Bioforcetech Biodryer

Technology Description

Aerobic Biological reactor for biosolids that creates optimal conditions for bacterial growth. The exponential growth of bacteria within the reactor releases heat, drying the biosolids. Conditions within the reactor are controlled by AI. In addition, BioForce Tech pyrolizes dry biosolids to create syngas for clean energy generation and biochar, a sustainable soil amendment.

Technology Stage

Pre-Commercial (proven technology, not yet widely adopted)

Technology Application(s)

On-site drying of biosolids and resource recovery

Replaces traditional biosolids drying technologies such as gravity belt thickeners and screw presses

Reduces energy input and environmental risk for management of biosolids

Prepares biosolids for energy generation, either in anaerobic digesters or BFT pyrolysis reactors.



Technology Benefits:

  1. Builds drought resilience:
    • Addition of biochar to soils decreases bulk density, increases total pore volume, and increases available water content in a wide variety of sandy soils, which are common in Tulare County.1
    • Biochar increases the drought resistance of fungal and bacterial communities within soil due to faster recovery from disturbances.2
  2. Supports electric reliability:
    • Reduces heat consumption (thousand BTU/ton) by 70% over conventional gas dryers.
    • Reduces electric consumption (kWh/ton) by 50% over conventional gas dryers.
    • Increases renewable energy production Pyrolysis produces syngas, a clean, renewable fuel that can be burned for energy.
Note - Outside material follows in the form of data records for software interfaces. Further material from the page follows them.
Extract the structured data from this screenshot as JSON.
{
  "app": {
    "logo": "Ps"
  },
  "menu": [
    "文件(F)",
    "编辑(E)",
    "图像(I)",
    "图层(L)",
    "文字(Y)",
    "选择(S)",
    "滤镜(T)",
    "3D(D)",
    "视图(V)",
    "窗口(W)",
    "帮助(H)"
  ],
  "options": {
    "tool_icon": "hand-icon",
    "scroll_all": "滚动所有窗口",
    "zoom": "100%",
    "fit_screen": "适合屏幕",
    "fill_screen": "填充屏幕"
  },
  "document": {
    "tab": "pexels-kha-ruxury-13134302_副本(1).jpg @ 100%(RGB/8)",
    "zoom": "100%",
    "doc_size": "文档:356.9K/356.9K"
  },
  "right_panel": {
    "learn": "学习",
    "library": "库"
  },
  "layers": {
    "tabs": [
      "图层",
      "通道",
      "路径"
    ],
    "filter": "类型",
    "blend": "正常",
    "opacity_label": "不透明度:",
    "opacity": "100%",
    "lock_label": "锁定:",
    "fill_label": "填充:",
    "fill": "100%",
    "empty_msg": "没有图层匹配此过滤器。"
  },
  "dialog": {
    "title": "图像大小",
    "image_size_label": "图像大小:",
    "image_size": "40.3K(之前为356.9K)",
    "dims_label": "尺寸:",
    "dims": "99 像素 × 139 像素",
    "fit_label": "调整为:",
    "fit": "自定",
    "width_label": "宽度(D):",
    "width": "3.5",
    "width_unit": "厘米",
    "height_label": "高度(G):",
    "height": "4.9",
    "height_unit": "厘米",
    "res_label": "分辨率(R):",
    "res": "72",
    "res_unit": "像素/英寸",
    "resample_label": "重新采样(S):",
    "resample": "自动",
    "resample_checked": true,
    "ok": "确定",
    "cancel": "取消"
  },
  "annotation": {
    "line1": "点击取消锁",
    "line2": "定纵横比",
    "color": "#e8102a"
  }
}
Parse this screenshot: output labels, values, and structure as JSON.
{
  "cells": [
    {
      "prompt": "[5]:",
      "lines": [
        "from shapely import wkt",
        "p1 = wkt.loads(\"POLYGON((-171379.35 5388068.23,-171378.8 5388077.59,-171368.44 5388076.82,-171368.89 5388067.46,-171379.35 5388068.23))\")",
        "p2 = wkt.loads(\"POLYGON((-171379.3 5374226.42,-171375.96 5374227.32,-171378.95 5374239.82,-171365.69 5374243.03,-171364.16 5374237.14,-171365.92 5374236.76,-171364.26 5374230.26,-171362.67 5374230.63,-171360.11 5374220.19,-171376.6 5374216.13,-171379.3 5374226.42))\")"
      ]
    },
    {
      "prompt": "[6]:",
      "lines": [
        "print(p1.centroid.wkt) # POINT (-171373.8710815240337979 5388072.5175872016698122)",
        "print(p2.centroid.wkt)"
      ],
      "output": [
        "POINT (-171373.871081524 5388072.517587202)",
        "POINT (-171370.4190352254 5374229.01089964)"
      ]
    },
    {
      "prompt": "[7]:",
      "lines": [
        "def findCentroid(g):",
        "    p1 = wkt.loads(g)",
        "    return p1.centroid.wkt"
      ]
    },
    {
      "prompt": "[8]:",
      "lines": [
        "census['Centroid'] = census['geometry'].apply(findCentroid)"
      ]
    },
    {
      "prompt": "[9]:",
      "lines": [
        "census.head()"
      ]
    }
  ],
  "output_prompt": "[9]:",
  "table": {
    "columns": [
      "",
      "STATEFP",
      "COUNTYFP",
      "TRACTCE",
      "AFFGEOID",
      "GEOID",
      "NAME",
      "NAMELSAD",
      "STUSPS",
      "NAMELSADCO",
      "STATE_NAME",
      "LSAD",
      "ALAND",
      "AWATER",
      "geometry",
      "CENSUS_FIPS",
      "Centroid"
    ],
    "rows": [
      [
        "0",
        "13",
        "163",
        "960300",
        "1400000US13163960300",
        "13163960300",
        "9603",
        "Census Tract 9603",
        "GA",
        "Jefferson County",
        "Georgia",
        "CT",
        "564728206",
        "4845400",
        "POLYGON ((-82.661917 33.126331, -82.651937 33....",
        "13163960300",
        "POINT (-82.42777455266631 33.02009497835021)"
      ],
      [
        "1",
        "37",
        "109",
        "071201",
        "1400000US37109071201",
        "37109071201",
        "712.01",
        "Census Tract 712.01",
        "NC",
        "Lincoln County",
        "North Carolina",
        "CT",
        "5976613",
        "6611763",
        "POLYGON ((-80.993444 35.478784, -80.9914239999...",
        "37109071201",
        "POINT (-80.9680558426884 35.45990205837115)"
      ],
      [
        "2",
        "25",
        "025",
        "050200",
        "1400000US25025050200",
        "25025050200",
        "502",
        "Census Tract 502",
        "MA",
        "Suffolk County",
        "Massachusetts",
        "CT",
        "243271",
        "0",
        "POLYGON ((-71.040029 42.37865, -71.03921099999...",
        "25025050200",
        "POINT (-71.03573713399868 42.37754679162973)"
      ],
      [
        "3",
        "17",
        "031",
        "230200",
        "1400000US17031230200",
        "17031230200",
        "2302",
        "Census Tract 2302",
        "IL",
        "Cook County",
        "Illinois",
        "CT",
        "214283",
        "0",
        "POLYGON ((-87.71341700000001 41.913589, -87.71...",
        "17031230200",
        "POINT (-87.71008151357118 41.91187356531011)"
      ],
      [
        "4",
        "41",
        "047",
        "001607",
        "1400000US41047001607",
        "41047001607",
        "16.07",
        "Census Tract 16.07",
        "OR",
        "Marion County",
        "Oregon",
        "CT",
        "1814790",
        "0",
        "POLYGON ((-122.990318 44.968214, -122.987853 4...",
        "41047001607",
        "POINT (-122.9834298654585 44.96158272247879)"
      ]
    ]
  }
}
The energy savings of BFT’s biodryer and energy production of syngas can reduce energy required for biosolids management by up to 100%.
  3. Reduces greenhouse gas emissions:
    • Production of “Integrated Distributed Energy Resources” (IDER: energy efficiency, demand reduction, distributed renewable energy production) all reduce greenhouse gas emissions:
      • Reducing natural gas usage which is primary activity of this system will reduce GHG emissions on a net basis
      • Reducing electric use and electric demand reduce production and/or purchase of marginal electric resources, much of which is produced by natural gas.
      • Increasing production of distributed renewable energy reduces electric transmission losses and enhances ability to reliably integrate increasing quantities of intermittent renewable energy resources
  4. Reduces greenhouse gas emissions:
    • Up to 90% volume reduction, which reduces the number of trucks required to transport biosolids by 90%.
    • Efficient capture and treatment of biosolids at the source reduces escaped methane emissions
    • Biochar has a high carbon content and doesn’t biodegrade, so it permanently sequesters carbon within soil, increasing soil carbon content by 34%
    • Biochar Reduces CO2, CH4, and N2O flux of the soil, reducing agricultural greenhouse gas emissions3
  5. Reduces ratepayer costs:
    • Automation, limited moving parts and high-quality material design reduce operation and maintenance costs by (X).
    • Modularity of systems reduces costs, extends life, and reduces need for expensive, long lead-time retrofits of large centralized wastewater treatment systems, which reduces costs of wastewater collection and treatment for all customer classes
    • Potential creation of new revenue sources from biochar and syngas allow facilities to invest in more upgrades without relying on rate increases.
  6. Reduces regulatory and environmental risks:
    • Pyrolysis eliminates pathogens, pharmaceuticals, and chemicals of emerging concern in biosolids.
    • Volume reduction reduces overflow risk of sludge beds, and prevents surface and groundwater contamination.

2 Liang, C. et al. Biochar alters the resistance and resilience to drought in a tropical soil
3 Liang, C. et al. Biochar alters the resistance and resilience to drought in a tropical soil


Current Status

Technology has been successfully installed and benefits documented at 1 of facility:

  • Silicon Valley Clean Water (2015). In September 2015, BioForce Tech signed a contract with Silicon Valley Clean Water (WWTP) for the energy recovery and biochar production of 7,000 tons of biosolids per year. The biochar production is estimated to be around 700 tons per year.
    • 03/17 – received the first ever permit for a full-scale pyrolysis plant to transform biosolids into energy and biochar
    • Nutrieno Biochar tested – showing increase growth rate of tomato plants by X%

Data provided by Dario Presezzi, BioForce Tech